Step #4 – Website Design & Development

I’d like to believe that this is where we really shine, but honestly with so many awesome photos and such spectacular content, it kinda designed itself. To no one’s surprise, the photography took center stage and immediately stole the show – which is really what you want for a restaurant website. Delicious pictures of food paired with beautiful and unique decor, sprinkle in some color theory and typography and we have a winner.

Of course, making it equally pretty and user friendly on mobile devices was a priority, as well as designing a site that guided the visitor to where they wanted to go – namely the menu. Utilizing the numerous textures, colors, and fonts made for a fun and engaging design befitting the stature of Juliano’s.

Once the design was approved and ready, we were able to start the development using our go-to content management system, WordPress. Combined with the popular theme framework Genesis, building out the structure of the site and carrying the design aesthetic throughout was relatively painless. Finding other ways to show off the photography and content was equal parts challenging, and an absolute joy. For the menu page, we built a template using the Advanced Custom Fields Pro plugin – which would allow other site admins to add, edit, and remove menu items and sections without needing to know HTML and PHP code.

We built the site following our best practices for security, speed, mobile-responsiveness, and all the other development goodness that we love. Over time, the process of development at Ultra Graphics has evolved to get better and more streamlined with every site built, and it shows in the final product. Once the development was complete, we were all excited to move into the final stage…

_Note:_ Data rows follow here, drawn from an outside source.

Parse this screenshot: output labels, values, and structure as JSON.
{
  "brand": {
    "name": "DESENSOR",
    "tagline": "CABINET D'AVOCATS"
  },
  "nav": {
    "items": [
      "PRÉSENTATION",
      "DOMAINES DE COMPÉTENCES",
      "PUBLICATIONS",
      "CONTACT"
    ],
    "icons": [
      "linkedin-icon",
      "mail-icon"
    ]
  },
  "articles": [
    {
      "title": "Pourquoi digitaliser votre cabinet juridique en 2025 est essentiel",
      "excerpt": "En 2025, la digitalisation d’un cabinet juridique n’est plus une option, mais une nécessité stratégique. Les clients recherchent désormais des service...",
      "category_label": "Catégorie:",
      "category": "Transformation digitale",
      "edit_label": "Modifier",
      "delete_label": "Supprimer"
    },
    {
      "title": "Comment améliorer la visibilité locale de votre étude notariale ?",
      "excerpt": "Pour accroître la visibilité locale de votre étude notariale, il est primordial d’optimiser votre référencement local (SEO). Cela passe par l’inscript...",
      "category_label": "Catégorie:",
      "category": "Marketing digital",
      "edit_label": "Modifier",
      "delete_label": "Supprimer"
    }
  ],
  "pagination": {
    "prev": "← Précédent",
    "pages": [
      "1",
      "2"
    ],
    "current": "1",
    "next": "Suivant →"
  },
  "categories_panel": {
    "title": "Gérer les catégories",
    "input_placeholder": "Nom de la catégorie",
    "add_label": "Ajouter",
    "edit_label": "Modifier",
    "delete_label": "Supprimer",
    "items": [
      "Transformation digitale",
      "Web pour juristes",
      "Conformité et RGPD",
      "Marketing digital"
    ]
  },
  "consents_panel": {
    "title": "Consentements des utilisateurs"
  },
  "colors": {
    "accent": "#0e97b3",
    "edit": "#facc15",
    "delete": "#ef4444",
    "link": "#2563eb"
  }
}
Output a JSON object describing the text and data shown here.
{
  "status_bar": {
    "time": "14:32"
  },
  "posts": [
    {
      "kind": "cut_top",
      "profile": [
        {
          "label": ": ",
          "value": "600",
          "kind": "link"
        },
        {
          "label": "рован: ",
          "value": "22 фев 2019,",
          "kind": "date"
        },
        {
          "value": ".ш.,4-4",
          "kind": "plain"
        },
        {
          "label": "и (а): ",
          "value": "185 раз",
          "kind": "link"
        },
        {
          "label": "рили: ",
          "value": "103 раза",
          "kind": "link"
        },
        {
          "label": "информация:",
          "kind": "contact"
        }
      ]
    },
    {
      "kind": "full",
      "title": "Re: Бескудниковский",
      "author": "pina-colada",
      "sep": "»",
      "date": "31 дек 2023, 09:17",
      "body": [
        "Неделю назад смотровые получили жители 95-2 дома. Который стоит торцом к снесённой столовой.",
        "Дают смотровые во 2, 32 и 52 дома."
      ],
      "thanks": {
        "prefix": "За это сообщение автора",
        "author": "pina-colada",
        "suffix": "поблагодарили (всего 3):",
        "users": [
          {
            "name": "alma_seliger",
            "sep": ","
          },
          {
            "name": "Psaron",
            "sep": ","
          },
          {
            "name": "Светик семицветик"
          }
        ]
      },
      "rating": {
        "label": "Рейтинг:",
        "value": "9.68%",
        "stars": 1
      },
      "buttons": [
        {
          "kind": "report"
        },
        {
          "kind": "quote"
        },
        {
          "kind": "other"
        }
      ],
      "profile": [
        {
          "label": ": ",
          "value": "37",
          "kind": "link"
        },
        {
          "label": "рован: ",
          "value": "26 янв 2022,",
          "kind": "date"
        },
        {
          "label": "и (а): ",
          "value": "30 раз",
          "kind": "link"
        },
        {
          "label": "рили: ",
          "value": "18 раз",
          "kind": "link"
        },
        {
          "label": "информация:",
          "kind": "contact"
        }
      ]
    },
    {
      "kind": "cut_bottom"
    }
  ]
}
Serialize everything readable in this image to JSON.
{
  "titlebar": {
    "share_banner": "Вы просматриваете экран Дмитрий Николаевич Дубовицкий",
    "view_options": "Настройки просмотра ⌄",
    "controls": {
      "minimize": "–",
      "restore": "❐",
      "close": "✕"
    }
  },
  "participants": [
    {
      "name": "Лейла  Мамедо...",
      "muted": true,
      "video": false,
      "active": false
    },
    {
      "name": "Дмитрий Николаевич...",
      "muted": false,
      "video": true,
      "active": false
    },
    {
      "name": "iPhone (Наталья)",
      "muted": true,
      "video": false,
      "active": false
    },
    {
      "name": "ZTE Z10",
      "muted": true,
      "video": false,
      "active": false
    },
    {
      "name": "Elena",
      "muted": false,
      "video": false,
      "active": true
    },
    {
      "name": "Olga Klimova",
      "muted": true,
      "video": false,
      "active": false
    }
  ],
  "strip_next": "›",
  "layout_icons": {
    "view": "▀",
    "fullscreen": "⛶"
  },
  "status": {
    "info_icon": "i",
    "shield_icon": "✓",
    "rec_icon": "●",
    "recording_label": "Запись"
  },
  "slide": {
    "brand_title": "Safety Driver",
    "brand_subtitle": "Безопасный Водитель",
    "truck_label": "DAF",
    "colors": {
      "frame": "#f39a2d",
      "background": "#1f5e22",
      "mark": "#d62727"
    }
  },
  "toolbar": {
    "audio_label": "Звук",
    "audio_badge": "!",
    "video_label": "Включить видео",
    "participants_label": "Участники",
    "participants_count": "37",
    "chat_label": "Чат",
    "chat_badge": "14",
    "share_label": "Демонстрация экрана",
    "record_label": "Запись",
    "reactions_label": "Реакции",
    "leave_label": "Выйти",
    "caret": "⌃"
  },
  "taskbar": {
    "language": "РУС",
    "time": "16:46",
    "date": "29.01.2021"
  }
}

Step #5 – Website Launch

It’s a great feeling when it’s finally time to flip the switch and share the new website with the world. Following our standard guidelines for launching an Ultra Graphics managed hosting site involves a lot of steps:

  1. Confirm that search engines are permitted to crawl and index the site.
  2. Create a Google Tag Manager container, upload tags for Google Universal Analytics and Google Analytics 4 properties.
  3. Make sure email delivery was turned on for the server, all applicable DNS records are added for reliable delivery, test and score at
  4. Check email delivery with a plugin, submit a test on the contact form.
  5. Add site to Google Search Console and verify. Submit sitemap.
  6. Add site to Bing Webmaster Tools and verify. Submit sitemap.
  7. Give every page a once over for SEO meta titles (including “restaurant” and “Billings” as relevant). Do the same for meta description.
  8. Double-check security standards of the server files, enable caching and gzip of relevant files to speed up the site load.
  9. Create monthly Google Analytics report using Google Data Studio, set to automatically email reports the 1st of every month.
  10. Delete unnecessary/temporary plugins and themes.
  11. Run the first batch of plugin and theme updates, double-check regular theme and database backups are set and running. Add site to normal monthly update checks.

Once those items are done, the site officially moved from design/development mode to maintenance mode, where it will be checked regularly for speed, updated, and security improvements. We are so very proud of the new site for Juliano’s restaurant, and hope that our experience will help others with their website plans – whether a brand new site or implementing improvements to an existing site.

I’d also like to give special thanks to Tim, Jenn, and our very own Michelle for creating a dream website team, and we look forward to doing it again in the future. In the meantime, everyone please visit the new site, and make a reservation – you won’t regret it!

Visit Juliano's New Website
Dan Rickman

About Daniel Rickman

I work with photography, illustration, design, marketing, SEM/SEO and animation/video. I love doing web and UI design as well as print, and have a passion for new and exciting technology. Self proclaimed tech junkie, designer and marketer, SEO/SEM authority.